Everyone must learn how to use a smartphone. The question of how and when is better answered by another question: what is the lifelong relationship you want to have with a smartphone: will you serve it or will it serve you?
What went wrong with smartphones:
First, incentives aligned to monetize our attention. Smartphones are ultimately a way for software companies to build products that you use and get paid for that work. But how? Ads. We all carry a billboard in our pockets.
There are two ways to pay for those products: cash, or attention. Paying with attention is dancing with the devil, as it pays best to soul-suck your attention to your screen. For example, YouTube Kids makes hundreds of billions a year getting children glued to watching other children play with toys, slime, and fart noises. These don't make anyone happier, just... attentive.
Second, as the smartphone became a supercomputer permanently attached to our bodies, it blurred the lines of work and pleasure: entertainment is as accessible as helpful tools. We have to fight back with boundaries, either intrinsic (my own ability to follow a commitment to avoid entertainment during work!) or extrinsic (my phone's ability to prevent me from crossing lines I don't really want to cross).
Third, the smartphone made being somewhere other than where you are an ever-present reality through notifications, texting, and mind boggling connectivity. Research has proven the mere presence of a smartphone makes us dumber, less ready to connect, and less able to immerse ourselves in flow and deep-state learning that is both satisfying and most effective.
Finally, nobody quite knew what to do with social media. Remember that feeling of finding long-lost friends on Facebook when it first came out? There seemed to be promise in new media as anti-establishment and fragmentation of power. But see point one: tech companies need to make money and we sold our attention for the promise of connection that has transformed into a tiny "thumbs up" button that studies have proven are not fulfilling connections.
How Humans (and their Children) Serve Technology
The brutal irony is that through nobody's specific and intentional design (really! We don't think there are maniacs at Facebook and Google trying to ruin our brains), we've arrived at a spot where humans are serving their machine masters. We know it. We hate it. We don't know what to do about it. We don't want kids to touch it too early, but know they must.

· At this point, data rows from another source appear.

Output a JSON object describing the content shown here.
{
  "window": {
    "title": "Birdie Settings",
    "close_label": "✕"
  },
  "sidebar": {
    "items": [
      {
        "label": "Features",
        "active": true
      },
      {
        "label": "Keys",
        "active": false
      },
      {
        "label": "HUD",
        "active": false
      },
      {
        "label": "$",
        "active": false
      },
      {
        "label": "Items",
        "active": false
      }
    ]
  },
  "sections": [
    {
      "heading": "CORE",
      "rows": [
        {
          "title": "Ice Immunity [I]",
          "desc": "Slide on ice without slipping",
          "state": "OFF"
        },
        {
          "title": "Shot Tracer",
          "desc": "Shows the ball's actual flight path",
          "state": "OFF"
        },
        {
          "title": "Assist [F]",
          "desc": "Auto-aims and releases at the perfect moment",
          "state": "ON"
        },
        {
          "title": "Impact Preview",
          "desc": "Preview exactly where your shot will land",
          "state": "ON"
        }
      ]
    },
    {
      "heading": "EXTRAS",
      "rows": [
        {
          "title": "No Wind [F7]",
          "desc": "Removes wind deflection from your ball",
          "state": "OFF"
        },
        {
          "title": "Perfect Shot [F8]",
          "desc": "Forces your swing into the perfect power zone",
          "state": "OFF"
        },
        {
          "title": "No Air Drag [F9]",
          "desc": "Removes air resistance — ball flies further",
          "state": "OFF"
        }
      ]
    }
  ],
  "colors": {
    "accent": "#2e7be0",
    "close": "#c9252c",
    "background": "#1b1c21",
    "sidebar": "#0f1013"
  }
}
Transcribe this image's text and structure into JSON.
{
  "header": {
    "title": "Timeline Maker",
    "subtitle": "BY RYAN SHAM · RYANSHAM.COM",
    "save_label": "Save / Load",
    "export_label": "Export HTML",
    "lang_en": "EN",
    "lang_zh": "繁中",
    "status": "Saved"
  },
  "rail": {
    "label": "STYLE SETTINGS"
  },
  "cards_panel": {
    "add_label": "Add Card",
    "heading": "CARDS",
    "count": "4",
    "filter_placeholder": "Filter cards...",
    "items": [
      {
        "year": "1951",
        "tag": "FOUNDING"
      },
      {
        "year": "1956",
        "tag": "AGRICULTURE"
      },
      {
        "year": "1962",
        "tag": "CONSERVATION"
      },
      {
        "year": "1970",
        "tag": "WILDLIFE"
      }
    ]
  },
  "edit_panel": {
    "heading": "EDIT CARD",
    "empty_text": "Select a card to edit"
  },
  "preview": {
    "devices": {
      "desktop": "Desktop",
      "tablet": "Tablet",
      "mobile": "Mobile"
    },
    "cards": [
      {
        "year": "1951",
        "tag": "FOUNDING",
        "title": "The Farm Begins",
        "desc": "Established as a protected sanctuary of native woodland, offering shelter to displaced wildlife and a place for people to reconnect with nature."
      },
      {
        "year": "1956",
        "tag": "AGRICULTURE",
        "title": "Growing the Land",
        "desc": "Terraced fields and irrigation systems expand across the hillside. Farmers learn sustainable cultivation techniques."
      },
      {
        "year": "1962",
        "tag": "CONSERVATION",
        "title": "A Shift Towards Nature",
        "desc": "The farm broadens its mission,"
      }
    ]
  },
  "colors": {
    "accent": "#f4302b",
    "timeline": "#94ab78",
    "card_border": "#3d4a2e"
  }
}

Who will cast an alternative vision? How can we fight these massive incentives to stay servant to our smartphone overlords? Have we stepped on a machine that we can't exit?
Where better to look than fresh participants who can enter the world of smartphones with an entirely different relationship? Enter... children. Should we teach them that our choices are free? That's literally what is at stake. Instead of giving to get, we simply get (as pure consumers) and don't realize what we're giving—our most precious asset—our attention.
On the one hand, with Facebook Kids Messenger, Instagram Kids coming soon, Spotify Kids, YouTube Kids, and so on, there is recognition that "getting your users younger" is the best way to hook them on your brand for life. On the other, companies like Pinwheel want to preserve the original promise of technology to help us be superhumans and believe we must all make a choice: technology will serve us, not the other way around.
There is a completely winnable fight for the geeky, playful, energetic, adventurous, and curious soul of a child on technology. Let's win that fight. It doesn't mean finger-wagging at technology. It means figuring out exactly what went wrong and repairing those exact problems. We've covered what went wrong above.
A New Bargain with Technology: Only if it Makes Me Better
In the right environment, where app makers are committed to the original promise of technology as a human powerup, technology is something to enjoy rather than fear!
It involves a new bargain with technology: I'll put entertainment on entertainment devices. I'll be present where I am and only turn to my phone because I want to, never because I'm summoned by it.
I'll pay for apps. And music. It means putting agency back to our choices, which actually cost us something. It means intention. It means we might have fewer total music tracks, apps, and content, because we're limited by our resources and unwilling to exchange our attention as cash.
As a result, I'll have more genuine connection. And the smartphone attached to my body will never harm me... it's right there to help me exactly and only when needed. I am the protagonist of my own life. And my daughter will have every reason to be too.